Even as nine people were killed on Friday in incidents of roof collapse triggered by incessant rain in the region, occupants of unsafe buildings in the walled city have approached a local court seeking a stay on demolition of their dwellings by the miunicipal corporation.
Propelled by the Friday tragedy, the lethargic corporation on Saturday swung into action to demolish unsafe buildings to avert a tragedy, but withdrew quickly as the residents approached the court for a stay order.
Municipal commissioner Pradeep Sabharwal said: "We have come to know that some of the occupants of unsafe buildings have approached the court seeking a stay order, while others are not willing to leave."
Number of buildings
As many as 119 unsafe buildings had been identified by a survey conducted by the corporation in 2004; however, a recent survey records the number at 143.

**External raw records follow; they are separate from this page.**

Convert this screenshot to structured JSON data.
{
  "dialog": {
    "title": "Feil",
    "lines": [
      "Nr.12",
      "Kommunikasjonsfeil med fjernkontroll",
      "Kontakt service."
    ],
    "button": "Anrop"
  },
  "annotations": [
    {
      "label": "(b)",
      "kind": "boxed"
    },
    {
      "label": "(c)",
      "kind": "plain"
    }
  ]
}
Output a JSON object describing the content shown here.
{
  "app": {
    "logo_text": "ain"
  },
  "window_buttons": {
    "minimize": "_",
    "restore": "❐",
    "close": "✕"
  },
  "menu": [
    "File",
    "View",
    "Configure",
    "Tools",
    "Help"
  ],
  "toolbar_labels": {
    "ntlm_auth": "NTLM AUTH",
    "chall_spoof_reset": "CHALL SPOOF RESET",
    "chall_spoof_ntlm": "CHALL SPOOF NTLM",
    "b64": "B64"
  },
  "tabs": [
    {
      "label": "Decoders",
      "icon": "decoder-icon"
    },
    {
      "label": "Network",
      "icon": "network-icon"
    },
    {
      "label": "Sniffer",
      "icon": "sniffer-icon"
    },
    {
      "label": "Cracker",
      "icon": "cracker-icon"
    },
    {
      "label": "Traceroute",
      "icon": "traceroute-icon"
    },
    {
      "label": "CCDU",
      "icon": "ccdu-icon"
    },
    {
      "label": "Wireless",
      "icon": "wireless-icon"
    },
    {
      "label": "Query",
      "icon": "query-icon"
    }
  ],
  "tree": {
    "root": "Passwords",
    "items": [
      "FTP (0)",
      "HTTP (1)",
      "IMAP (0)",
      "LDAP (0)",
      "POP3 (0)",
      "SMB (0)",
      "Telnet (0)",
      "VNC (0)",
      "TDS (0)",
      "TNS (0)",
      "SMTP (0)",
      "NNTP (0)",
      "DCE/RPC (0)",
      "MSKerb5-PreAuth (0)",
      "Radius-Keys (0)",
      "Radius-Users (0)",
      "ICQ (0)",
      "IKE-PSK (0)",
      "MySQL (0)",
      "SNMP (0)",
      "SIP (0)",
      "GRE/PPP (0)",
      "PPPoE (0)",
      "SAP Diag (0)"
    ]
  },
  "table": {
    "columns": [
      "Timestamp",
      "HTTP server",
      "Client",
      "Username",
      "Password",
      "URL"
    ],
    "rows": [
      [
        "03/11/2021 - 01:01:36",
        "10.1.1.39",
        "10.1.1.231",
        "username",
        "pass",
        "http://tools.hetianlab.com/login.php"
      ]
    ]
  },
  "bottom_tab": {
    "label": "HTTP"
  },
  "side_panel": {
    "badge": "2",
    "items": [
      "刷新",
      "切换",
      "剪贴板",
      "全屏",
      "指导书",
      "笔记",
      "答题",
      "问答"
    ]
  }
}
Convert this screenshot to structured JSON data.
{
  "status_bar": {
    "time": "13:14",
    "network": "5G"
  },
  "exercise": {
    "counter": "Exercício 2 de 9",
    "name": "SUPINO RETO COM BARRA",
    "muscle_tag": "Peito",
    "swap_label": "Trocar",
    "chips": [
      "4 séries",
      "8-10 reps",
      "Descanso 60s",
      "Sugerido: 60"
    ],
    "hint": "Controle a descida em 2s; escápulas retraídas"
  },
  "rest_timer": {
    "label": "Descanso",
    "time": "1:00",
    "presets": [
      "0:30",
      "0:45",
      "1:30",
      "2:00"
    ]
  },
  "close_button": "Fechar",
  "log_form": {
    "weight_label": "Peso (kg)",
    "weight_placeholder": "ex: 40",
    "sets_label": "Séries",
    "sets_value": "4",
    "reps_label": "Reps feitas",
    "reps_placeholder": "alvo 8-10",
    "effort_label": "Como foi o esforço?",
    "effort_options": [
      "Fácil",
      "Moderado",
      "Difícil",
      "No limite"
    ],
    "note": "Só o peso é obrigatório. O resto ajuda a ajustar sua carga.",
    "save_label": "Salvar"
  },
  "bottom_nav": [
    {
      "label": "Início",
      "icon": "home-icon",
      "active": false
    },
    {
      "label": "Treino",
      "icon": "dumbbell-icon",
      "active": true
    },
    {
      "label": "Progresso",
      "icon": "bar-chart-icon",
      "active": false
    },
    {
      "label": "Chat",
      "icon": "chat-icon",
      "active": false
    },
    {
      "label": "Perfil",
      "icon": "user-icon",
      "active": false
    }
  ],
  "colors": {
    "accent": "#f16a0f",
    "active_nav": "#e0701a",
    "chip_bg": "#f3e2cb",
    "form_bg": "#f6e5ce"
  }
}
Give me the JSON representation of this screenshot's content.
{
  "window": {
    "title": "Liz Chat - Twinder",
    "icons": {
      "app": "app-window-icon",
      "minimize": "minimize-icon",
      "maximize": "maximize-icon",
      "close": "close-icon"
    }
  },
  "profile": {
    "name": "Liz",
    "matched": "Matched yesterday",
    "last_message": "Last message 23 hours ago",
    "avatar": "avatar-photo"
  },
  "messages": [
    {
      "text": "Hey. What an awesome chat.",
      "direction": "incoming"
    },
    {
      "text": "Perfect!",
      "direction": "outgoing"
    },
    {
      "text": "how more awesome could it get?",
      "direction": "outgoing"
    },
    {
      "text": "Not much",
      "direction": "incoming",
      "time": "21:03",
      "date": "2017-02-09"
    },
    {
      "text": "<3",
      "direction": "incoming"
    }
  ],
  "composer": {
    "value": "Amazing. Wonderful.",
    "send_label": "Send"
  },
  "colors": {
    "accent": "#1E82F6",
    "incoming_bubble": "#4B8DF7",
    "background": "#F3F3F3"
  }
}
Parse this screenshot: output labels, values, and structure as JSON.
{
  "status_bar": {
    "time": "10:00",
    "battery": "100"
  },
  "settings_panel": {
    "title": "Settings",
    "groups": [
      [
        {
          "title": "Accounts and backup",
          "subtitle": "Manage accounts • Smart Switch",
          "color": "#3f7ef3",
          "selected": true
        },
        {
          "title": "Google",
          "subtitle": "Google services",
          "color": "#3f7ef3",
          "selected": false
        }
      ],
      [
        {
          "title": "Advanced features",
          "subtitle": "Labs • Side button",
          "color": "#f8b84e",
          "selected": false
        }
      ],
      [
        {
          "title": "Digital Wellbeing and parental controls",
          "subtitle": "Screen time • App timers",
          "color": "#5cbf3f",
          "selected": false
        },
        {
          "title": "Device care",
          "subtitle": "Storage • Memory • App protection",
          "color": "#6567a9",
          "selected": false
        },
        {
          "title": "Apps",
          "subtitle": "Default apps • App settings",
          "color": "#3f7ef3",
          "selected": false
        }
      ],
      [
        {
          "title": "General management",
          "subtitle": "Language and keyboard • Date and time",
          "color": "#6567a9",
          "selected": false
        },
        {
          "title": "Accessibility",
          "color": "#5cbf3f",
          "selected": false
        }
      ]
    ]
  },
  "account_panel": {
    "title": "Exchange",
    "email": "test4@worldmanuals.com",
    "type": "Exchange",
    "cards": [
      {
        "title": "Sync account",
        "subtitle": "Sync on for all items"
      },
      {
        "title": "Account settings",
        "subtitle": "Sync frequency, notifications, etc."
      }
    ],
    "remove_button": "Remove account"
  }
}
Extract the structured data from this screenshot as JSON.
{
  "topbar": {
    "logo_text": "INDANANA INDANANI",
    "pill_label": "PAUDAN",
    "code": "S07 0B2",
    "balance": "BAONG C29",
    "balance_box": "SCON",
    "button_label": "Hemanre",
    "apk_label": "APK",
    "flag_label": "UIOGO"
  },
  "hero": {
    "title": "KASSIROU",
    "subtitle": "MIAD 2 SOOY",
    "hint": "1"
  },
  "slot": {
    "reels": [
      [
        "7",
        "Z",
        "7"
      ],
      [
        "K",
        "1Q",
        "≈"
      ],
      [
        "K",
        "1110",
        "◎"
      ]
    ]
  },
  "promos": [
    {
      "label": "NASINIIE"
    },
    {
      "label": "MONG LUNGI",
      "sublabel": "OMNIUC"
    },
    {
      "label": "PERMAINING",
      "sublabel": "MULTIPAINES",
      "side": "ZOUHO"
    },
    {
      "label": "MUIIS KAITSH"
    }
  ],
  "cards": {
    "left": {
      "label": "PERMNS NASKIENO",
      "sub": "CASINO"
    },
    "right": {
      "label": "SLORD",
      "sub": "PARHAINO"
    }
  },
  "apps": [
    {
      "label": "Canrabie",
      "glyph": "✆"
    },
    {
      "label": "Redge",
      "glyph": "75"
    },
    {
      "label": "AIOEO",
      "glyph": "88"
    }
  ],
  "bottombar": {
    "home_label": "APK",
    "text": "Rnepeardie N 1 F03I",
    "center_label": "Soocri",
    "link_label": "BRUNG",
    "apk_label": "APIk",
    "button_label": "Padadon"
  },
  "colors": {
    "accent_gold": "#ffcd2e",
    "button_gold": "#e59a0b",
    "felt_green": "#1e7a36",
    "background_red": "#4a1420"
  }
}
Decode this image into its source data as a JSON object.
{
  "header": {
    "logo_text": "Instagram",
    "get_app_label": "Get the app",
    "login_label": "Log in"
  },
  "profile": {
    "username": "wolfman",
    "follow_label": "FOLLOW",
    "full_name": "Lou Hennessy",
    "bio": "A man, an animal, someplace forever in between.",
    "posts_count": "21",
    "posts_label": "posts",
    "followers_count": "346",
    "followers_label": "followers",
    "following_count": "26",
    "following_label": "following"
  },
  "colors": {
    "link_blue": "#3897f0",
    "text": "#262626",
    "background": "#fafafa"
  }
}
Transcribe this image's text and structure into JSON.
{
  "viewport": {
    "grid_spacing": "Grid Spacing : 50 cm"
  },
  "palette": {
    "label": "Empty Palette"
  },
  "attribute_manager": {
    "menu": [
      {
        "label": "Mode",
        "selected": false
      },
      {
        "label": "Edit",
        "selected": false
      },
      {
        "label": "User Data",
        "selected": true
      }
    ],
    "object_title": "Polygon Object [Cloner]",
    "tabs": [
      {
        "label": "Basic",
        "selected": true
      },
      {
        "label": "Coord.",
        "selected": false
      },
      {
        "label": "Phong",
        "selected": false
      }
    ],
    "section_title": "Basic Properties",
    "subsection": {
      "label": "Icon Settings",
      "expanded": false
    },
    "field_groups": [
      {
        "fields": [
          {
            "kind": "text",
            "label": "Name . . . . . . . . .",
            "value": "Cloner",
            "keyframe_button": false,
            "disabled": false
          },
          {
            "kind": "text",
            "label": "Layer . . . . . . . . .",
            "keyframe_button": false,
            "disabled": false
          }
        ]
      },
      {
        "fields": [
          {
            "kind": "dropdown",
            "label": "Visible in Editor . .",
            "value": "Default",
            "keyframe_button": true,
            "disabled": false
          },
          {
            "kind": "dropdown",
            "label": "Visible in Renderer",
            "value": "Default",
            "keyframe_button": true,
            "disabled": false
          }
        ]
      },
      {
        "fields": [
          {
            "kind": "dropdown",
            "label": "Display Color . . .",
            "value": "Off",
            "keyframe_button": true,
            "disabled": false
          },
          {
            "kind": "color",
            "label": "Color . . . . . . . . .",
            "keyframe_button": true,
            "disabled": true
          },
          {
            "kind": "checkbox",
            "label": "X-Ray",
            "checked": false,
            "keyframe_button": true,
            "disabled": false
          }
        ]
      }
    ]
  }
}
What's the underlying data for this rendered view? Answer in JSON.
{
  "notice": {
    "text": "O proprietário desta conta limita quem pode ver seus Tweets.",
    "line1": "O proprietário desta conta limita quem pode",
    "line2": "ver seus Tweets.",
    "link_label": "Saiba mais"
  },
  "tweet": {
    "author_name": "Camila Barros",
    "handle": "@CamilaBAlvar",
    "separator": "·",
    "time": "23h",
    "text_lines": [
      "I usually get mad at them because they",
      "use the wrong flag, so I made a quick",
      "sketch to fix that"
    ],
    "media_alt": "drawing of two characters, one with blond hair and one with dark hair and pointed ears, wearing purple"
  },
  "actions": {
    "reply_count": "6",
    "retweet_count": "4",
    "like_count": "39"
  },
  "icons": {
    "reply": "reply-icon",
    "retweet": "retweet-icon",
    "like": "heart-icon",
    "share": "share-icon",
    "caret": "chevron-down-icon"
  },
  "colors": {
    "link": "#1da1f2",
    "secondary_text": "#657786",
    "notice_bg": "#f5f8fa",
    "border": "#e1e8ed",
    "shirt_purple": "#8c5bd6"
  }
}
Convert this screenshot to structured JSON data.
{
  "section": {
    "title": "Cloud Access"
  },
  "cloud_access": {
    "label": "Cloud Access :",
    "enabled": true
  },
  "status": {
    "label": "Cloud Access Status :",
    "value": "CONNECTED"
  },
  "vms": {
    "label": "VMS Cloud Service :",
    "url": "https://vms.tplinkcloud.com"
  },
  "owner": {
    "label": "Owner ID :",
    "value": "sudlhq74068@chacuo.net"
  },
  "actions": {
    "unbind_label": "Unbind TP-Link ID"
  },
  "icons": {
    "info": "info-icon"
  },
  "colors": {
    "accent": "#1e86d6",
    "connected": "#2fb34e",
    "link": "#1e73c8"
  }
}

These buildings are located in narrow, but busy lanes of the walled city and despite their dilapidated condition the buildings are being used as shops-cum-residences.
"It's ironic that occupants are not willing to vacate these structures despite threat looming large to their lives," said an MC official.
Working in rain, but in vain
In the name of a demolition drive, the MC has removed extensions on terraces of some of the unsafe structures in the walled city area on Saturday, but the drive came to an end as soon as rain ceased. However, the civic authorities have been citing various reasons for the withdrawal, including residents approaching the court.
Last year too, the MC had undertaken demolition drive when many unsafe structures caved in due to heavy downpour, but the drive was withdrawn when the rain stopped.
Demolition drive mere an eyewash
Residents feel that demolition drives are mere eyewash, because the civic body removes just a portion of unsafe structures rather razing them.
Easier said than done
Stating that the MC was serious about dealing with unsafe buildings, the municipal commissioner said the task was not as easy as it appeared to be, as many buildings were embroiled in legal disputes of various kinds.
"Besides majority of occupants are economically backward hence cannot afford to relocate as a result MC is forced to take a sympathetic view of the issue," he said.